No matter what type of limits of liability are shown on your insurance policy’s declaration page, every homeowner will also contain a loss-settlement provision. This provision outlines how a claim will be paid subject to the various conditions of the policy itself. Generally, loss settlement applies to the replacement cost payment for both the dwelling and the personal property. The provision gives the insurance company the chance to delay full payment of a claim by paying only the actual cash value of the loss. In some instances, they can forego full payment altogether due to insufficient funds by the insured. Of course, this is all calculated by the loss settlement amount. What is the loss settlement amount?
Table of Contents
Loss Settlement Amount – What Is It?

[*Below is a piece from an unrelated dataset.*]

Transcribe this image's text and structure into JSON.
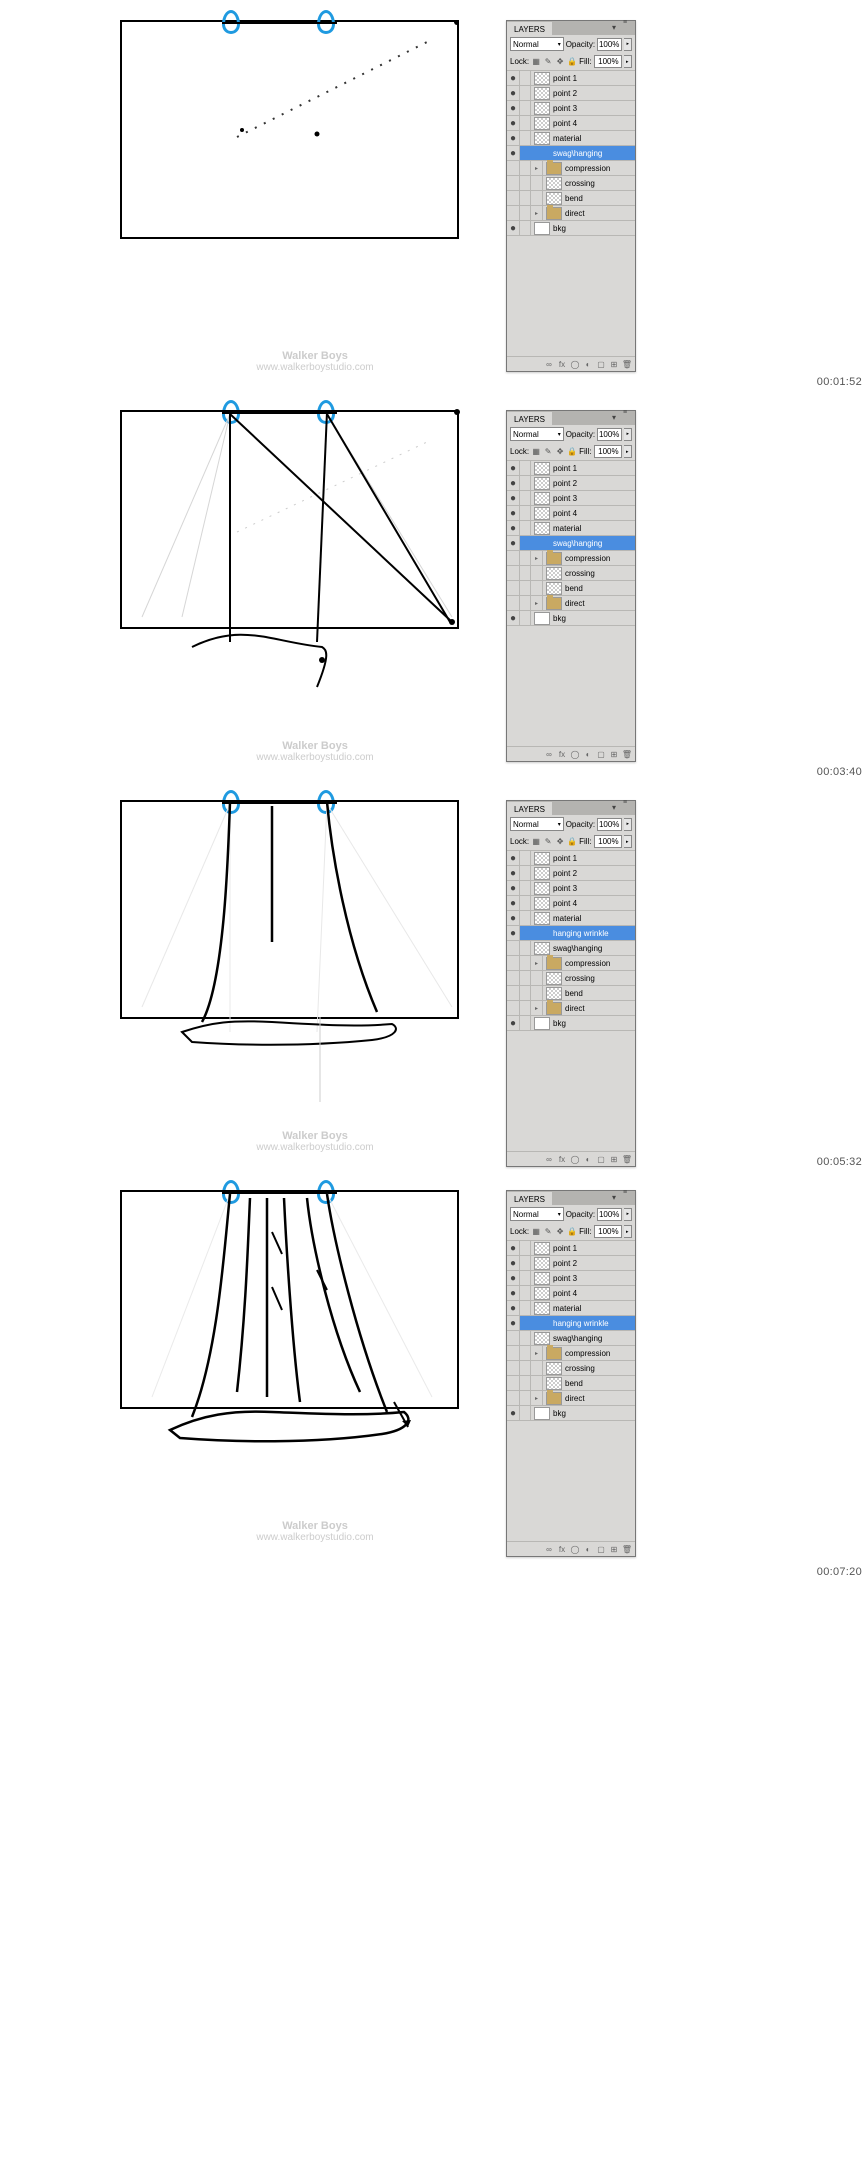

As mentioned above, nearly every homeowners policy has a loss settlement provision contingent on a loss settlement amount. The term loss settlement amount itself is used to denote the amount of a property in a given insurance settlement. The loss settlement depends mostly on the type of settlement option the policyholder agrees to when taking out their homeowners policy.
How Does The Loss Settlement Provision Work?
In the event of a homeowners insurance claim, the loss settlement amount is the dollar amount that the insurance company will payout to the homeowner. The amount is laid out in the loss settlement provision section of the policy. Generally, with homeowners insurance, the insured is required to carry coverage that can cover at least 80 percent of the total replacement value of a house. There are three key loss settlement options to keep in mind:
- Agreed value
- Actual cost value
- Replacement cost value
When it comes to high premiums, they are typically tied to the replacement cost value of a home rather than the cash value option. The agreed value option requires an appraiser to come in and help the homeowner and the insurer to agree on the value of the home or object. When calculating the loss settlement amount, the amount is generally less than the amount of full coverage if the 80 percent replacement cost coverage is not being met.
The major purpose of the loss settlement provision is to detail how a claim is going to be paid. The provision deals with replacement cost as well as payment for both the dwelling and the property itself. While the provision can be helpful, it can also grant the insurance company the option to delay a payment in full by only paying out the cash value of a loss.
Setting Good Homeowners Policy Limits
If you want to avoid a loss settlement provision, you’re going to want to set the correct policy limits. Coverage for replacement or repair of your home should always be calculated based on the exact square footage price, all while taking into consideration the size of the home, the quality of materials used, and any construction impediments.
Too often, homeowners do not take the quality of materials into mind when thinking about policy limits. For example, if you used marble flooring rather than travertine, that’s a cost that needs to be considered when setting coverage limits. The same goes for roofing, fixtures, and even countertops.
Another thing to keep in mind is construction impediments such as vegetation, neighbors, or environmental conditions. Is your house situated on a hillside? That’s going to make repairs more costly. Keep these things in mind when setting coverage limits and the loss settlement provision won’t be an issue.
You never want to be left high and dry paying for repairs or damages on your own, keep coverage amounts where they should be and know how to value your home at the appropriate amount.